Saturday, October 6, 2007

Wii Love

In an email inviting me and my Filipino workmates to a birthday party last Saturday, one standout item on the itinerary was a few hours of "Wii". I overheard many asking each another What's Wii?, and the reply came that it's Nintendo's game console, their version of the PlayStation 3 or Xbox 360. *wince*

Of course as a lifelong Nintendo fan I know all about Wii, and plan to get myself one for Christmas or sooner. It has dominated its competitors worldwide in sales and headlines since it was released last year, but for reasons that are beyond me our Philippine mainstream public seems so far more in tune with Sony and Microsoft's consoles.

What sets Wii apart from its predecessors (and competitors) is the Wii remote. Nintendo's controller is a motion-sensing wand that looks more like a television remote than the typical button laden gamepad. To swing a sword, you swing the remote; in a game of tennis, you hold the remote like a racket. It reinvents gaming, making it more immersive, intuitive, and social.

So anyway at some point after dinner at the party last Saturday, a couple of people had snuck away from the karaoke-singing crowd to go upstairs. I followed them and found a group already engaged in a game of tennis, one of the five simple sports games included in the Wii's pack-in game. Within a few minutes we've gathered a crowd, and a short while after that most of the party was packed into the room, enjoying and laughing and taking turns at the remote. Gamers and non-gamers, male and female, all were at a level playing field, and were equally as immersed in the game. On how many occasions since the 1980s has video games gathered people so effortlessly?

By the time we packed up and finally went home at midnight, I had lost track of how many people had been introduced to the Wii and made up their minds to get one that very night.

Tuesday, October 2, 2007

Brasstown Bald

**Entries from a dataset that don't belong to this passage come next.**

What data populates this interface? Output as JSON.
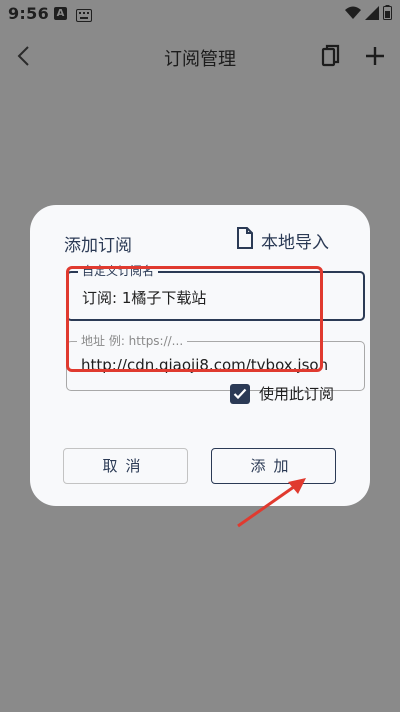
{
  "status_bar": {
    "time": "9:56",
    "notification_a": "A",
    "icons": [
      "keyboard-icon",
      "wifi-icon",
      "signal-icon",
      "battery-icon"
    ]
  },
  "app_bar": {
    "title": "订阅管理",
    "icons": [
      "back-icon",
      "copy-icon",
      "add-icon"
    ]
  },
  "dialog": {
    "title": "添加订阅",
    "local_import_label": "本地导入",
    "name_field": {
      "label": "自定义订阅名",
      "value": "订阅: 1橘子下载站"
    },
    "url_field": {
      "label": "地址 例: https://...",
      "value": "http://cdn.qiaoji8.com/tvbox.json"
    },
    "use_subscription": {
      "label": "使用此订阅",
      "checked": true
    },
    "cancel_label": "取消",
    "add_label": "添加"
  },
  "colors": {
    "accent": "#2b3a55",
    "annotation": "#e03a2f",
    "scrim": "#8a8a8a"
  }
}
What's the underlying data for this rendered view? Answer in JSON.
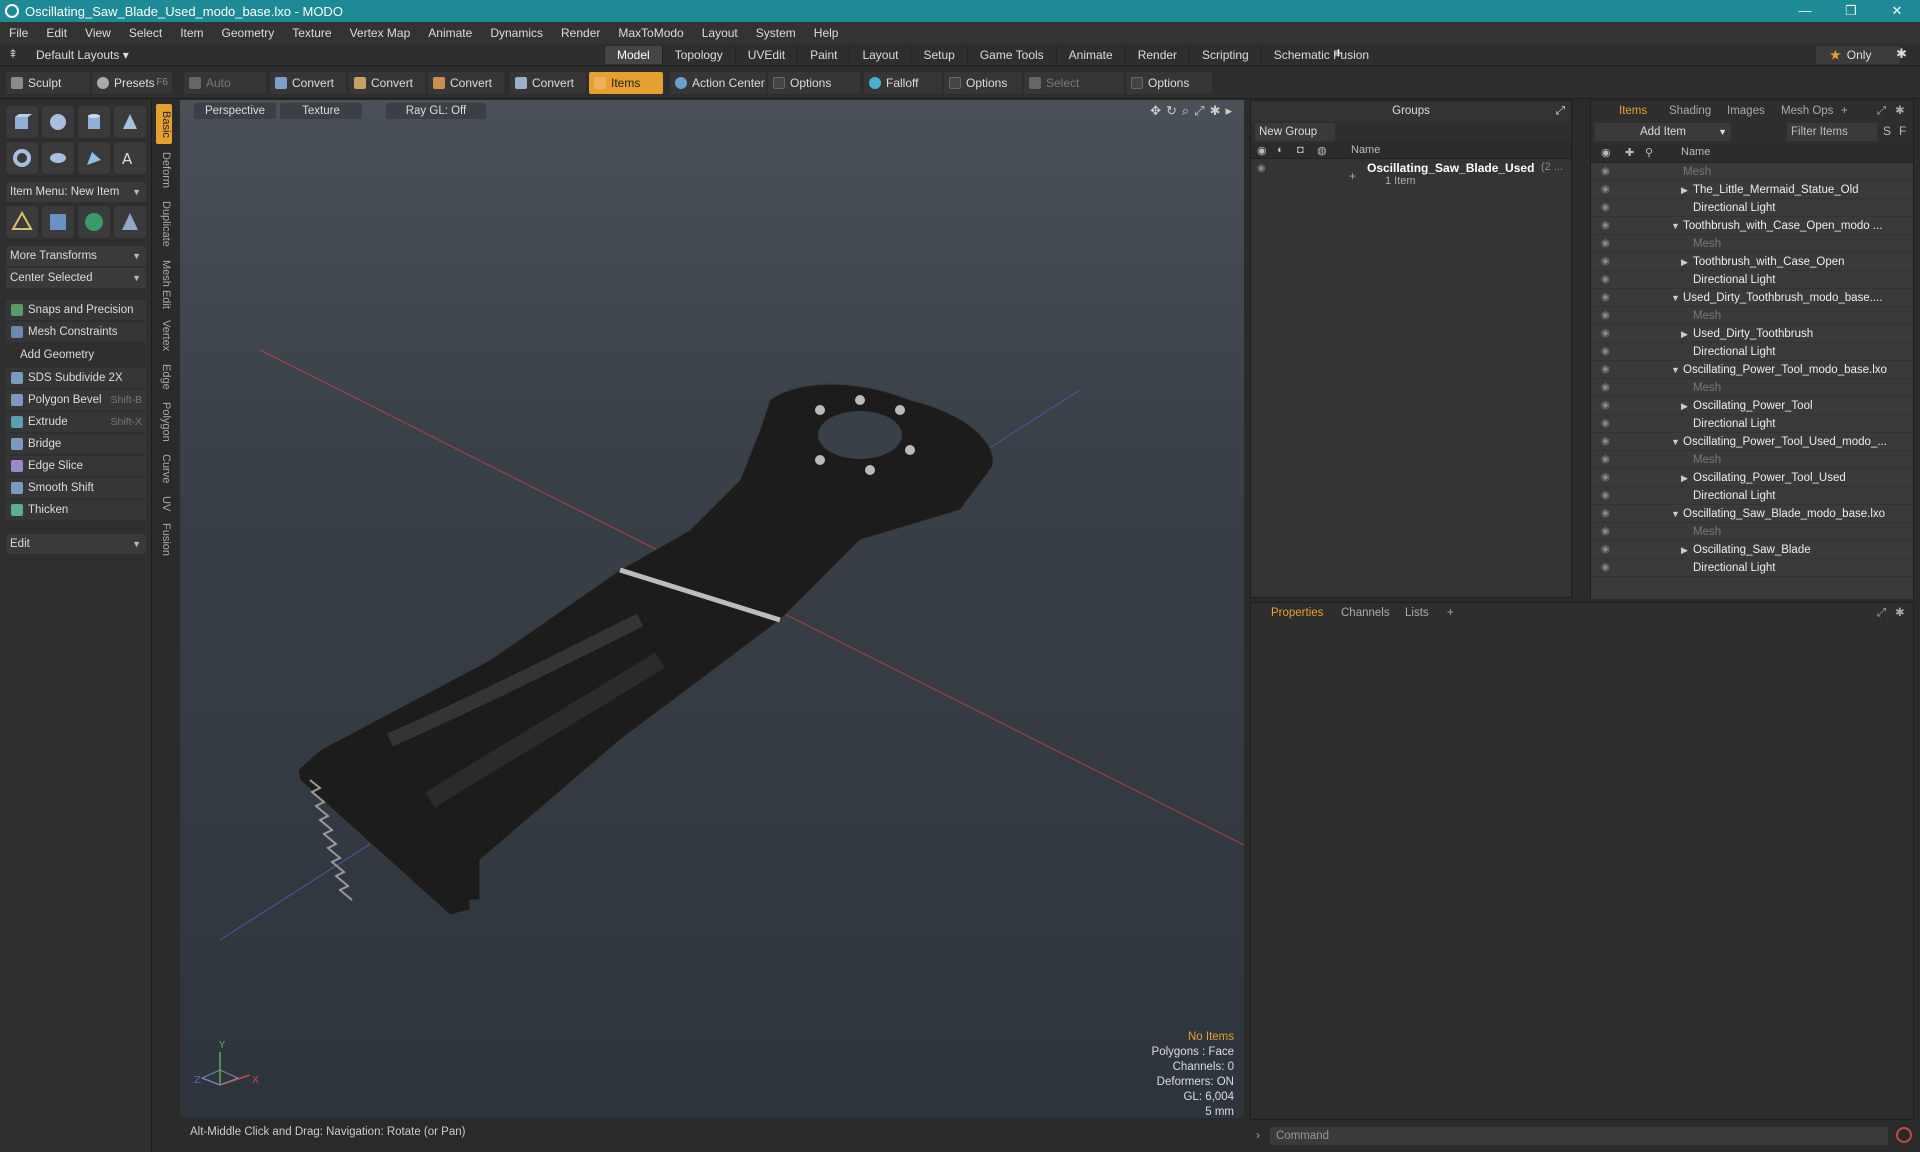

Brasstown Bald is the highest point in Georgia, about an hour's drive north from Atlanta. Far from being a towering Matterhorn, it's more of a sloped hill on a rather gentle rolling mountain range. Its elevation was enough, however, to make my ears pop on the uphill drive, and to keep me chilly in my short-sleeved shirt when I went there with a group of around 20 of my Filipino workmates last Sunday.

The road to our destination was very twisty and steep by American standards, though it was a pleasure to drive compared to the highway through the Philippine mountains of Negros or Panay. The drive included the Russell-Brasstown Scenic Byway through the Chattahoochee National Forest, with a neverending barrage of picturesque oaks and other wonderful views. Perhaps everything is relative, but I find it hard to imagine an American being as enamoured by our endless coconut and banana trees.

For the last leg of the trip to the top there was a hike of about one mile. That is not much of a distance to conquer, even when going slightly uphill. But to our underworked and overpampered Filipino infantry the uphill climb was an opposing army, pressing at us with its artillery, and before long some of our tribe had succumb to enemy fire and had to reteat to the base. Luckily there was a shuttle available as an alternative to the hike.

We made our way through the foresty trail flanked by majestic trees with leaves that had just begun to evidence the symptoms of autumn. Surely the fauna is commonplace to those who have experienced the fall year after year, but coming from a tropical climate even the slightest detail is magical.

Suddenly the tall trees lining the path came to an end and gave way to the cool, clear blue sky as we reached the highest point in the state of Georgia.

It was beautiful. There was not a cloud in the sky in any direction for as far as the eye could see.